• **EXERCISE AIM**:
Lines with the word "Aluminium": copy all of them from the entries below.

[Entries from a dataset of interfaces]
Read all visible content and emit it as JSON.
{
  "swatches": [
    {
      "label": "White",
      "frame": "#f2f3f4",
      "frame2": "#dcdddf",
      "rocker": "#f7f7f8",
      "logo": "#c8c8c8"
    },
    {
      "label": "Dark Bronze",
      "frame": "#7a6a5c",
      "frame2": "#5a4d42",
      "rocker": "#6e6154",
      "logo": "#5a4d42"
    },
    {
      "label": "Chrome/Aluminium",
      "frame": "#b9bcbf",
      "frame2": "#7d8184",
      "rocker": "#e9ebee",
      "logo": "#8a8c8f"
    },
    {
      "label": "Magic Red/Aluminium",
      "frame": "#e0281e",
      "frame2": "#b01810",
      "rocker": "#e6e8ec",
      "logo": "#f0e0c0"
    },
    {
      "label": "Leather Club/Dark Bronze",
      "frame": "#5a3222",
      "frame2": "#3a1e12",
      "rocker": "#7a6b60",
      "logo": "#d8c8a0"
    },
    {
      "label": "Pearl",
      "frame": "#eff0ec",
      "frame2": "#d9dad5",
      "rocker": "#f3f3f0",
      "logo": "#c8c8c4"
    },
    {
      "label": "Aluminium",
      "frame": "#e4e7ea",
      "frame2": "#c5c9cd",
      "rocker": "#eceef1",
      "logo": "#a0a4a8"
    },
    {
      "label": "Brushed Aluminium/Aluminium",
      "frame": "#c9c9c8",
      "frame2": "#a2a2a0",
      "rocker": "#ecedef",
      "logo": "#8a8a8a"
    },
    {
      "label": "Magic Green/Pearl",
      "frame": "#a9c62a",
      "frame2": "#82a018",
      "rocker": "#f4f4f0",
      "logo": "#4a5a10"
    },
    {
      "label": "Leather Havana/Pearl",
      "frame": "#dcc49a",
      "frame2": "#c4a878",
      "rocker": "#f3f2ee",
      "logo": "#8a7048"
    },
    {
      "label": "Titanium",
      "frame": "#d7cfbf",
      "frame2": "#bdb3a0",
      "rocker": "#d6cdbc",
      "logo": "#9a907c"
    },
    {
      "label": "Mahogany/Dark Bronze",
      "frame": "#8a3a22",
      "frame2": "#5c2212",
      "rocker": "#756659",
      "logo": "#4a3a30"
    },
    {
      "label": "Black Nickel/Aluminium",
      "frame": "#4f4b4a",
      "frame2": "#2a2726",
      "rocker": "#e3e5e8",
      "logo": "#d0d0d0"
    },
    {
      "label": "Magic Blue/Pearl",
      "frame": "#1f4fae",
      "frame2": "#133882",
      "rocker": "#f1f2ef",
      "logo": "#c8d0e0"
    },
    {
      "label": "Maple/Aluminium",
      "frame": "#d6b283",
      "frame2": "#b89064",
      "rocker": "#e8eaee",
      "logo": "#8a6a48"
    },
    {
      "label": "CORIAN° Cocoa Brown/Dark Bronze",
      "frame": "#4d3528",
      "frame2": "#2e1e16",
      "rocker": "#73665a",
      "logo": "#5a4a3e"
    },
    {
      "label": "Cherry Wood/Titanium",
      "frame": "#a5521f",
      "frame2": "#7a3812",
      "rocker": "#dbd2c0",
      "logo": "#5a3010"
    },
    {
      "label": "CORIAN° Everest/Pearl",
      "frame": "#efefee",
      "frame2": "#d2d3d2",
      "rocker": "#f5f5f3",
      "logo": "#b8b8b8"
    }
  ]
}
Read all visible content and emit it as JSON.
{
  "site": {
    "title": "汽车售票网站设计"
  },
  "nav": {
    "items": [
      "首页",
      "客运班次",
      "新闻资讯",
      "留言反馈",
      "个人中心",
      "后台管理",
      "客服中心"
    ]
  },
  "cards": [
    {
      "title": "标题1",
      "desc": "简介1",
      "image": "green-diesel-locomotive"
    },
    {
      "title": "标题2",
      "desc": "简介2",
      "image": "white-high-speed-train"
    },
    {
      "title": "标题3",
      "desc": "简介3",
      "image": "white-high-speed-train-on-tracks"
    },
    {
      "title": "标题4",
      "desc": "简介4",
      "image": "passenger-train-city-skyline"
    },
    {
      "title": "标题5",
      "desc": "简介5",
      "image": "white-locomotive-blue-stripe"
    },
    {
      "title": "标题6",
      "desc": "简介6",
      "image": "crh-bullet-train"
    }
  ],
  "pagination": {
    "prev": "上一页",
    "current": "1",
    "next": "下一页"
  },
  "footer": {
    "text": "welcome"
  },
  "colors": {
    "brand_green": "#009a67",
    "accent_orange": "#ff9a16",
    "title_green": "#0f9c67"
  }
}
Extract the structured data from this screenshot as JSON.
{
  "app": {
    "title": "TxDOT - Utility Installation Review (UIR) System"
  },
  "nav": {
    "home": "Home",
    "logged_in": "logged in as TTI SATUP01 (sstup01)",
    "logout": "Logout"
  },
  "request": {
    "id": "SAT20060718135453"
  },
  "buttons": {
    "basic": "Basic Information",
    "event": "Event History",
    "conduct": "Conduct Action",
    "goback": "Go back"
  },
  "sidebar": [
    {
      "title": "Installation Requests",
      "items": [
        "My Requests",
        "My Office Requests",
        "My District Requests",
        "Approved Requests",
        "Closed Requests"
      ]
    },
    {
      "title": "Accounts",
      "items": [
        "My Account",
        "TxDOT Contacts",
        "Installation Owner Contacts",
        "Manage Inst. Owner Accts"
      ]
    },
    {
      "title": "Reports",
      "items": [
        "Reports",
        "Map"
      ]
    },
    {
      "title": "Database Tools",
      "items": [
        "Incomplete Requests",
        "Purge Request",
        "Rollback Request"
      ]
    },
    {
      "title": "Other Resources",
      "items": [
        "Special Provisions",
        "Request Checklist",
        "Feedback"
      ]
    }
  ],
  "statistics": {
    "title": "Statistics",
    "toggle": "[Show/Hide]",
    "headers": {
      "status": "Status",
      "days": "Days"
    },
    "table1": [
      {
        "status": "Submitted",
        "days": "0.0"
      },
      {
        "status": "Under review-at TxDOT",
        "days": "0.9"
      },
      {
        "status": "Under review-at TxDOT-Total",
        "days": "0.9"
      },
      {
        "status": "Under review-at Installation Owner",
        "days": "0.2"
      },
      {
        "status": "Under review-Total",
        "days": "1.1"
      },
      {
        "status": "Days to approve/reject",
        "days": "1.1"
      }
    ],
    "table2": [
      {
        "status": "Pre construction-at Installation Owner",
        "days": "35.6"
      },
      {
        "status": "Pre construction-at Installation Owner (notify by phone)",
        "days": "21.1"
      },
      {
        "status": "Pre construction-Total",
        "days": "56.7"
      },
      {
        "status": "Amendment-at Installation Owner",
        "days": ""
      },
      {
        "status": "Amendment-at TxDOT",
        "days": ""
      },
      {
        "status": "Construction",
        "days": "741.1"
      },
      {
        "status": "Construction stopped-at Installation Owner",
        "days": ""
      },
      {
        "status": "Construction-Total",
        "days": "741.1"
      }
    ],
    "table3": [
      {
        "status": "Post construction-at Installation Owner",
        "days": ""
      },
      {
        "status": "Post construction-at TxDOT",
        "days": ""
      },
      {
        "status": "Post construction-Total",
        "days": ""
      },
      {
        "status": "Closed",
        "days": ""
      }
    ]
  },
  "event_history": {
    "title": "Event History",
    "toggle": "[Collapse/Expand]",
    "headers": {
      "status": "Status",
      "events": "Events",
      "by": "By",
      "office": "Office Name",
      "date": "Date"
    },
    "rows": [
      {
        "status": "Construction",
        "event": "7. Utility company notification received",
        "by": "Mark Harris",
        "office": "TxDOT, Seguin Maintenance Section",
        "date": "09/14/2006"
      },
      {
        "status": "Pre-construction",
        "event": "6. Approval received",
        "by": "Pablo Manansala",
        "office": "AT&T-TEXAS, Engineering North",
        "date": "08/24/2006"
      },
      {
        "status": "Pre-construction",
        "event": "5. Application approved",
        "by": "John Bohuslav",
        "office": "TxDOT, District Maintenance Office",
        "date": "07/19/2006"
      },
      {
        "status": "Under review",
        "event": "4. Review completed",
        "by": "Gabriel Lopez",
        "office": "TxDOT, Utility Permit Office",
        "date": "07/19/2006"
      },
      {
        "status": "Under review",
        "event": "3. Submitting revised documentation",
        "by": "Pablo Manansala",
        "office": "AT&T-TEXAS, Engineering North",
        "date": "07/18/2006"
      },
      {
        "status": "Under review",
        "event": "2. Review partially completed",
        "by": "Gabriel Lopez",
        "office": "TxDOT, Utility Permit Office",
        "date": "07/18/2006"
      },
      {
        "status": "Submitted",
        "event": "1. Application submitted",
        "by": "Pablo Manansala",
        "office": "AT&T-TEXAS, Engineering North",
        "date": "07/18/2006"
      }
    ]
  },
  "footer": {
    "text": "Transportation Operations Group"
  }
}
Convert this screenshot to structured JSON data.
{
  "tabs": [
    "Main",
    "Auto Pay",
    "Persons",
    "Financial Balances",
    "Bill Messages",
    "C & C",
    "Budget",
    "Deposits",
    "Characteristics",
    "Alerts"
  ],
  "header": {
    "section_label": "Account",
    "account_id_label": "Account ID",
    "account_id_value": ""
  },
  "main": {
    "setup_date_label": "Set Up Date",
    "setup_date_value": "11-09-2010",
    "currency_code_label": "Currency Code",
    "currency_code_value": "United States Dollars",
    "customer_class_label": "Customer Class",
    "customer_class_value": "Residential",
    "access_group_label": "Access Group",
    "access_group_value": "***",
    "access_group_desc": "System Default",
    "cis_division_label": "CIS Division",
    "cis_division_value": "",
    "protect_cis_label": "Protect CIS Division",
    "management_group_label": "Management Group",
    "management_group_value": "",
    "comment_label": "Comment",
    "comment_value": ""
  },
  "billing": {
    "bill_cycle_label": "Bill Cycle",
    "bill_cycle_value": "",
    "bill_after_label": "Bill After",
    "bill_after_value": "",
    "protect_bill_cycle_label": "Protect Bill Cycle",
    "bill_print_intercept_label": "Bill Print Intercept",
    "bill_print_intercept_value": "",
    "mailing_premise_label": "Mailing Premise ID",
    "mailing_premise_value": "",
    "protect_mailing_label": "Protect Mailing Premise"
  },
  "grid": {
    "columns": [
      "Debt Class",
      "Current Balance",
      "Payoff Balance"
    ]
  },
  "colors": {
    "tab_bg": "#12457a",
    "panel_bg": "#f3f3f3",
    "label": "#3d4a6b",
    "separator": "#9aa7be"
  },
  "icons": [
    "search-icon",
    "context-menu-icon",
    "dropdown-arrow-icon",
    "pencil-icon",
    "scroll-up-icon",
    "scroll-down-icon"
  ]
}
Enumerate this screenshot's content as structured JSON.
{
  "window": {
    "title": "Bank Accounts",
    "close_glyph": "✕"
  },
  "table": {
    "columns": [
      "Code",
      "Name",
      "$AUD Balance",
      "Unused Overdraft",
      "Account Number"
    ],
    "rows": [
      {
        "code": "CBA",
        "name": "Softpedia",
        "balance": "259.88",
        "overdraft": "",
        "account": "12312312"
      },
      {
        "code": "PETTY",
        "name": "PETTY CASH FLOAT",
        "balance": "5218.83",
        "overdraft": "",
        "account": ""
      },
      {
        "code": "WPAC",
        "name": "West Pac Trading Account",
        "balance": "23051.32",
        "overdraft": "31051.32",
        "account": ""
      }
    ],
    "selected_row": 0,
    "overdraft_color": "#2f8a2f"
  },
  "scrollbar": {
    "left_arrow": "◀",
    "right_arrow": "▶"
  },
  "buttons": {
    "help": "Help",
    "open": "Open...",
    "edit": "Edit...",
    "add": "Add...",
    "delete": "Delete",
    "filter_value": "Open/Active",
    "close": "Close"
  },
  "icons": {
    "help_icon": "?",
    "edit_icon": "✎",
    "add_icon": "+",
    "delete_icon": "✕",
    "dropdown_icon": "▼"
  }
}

• **SOLUTION FOR THIS TASK**:
      "label": "Chrome/Aluminium",
      "label": "Magic Red/Aluminium",
      "label": "Aluminium",
      "label": "Brushed Aluminium/Aluminium",
      "label": "Black Nickel/Aluminium",
      "label": "Maple/Aluminium",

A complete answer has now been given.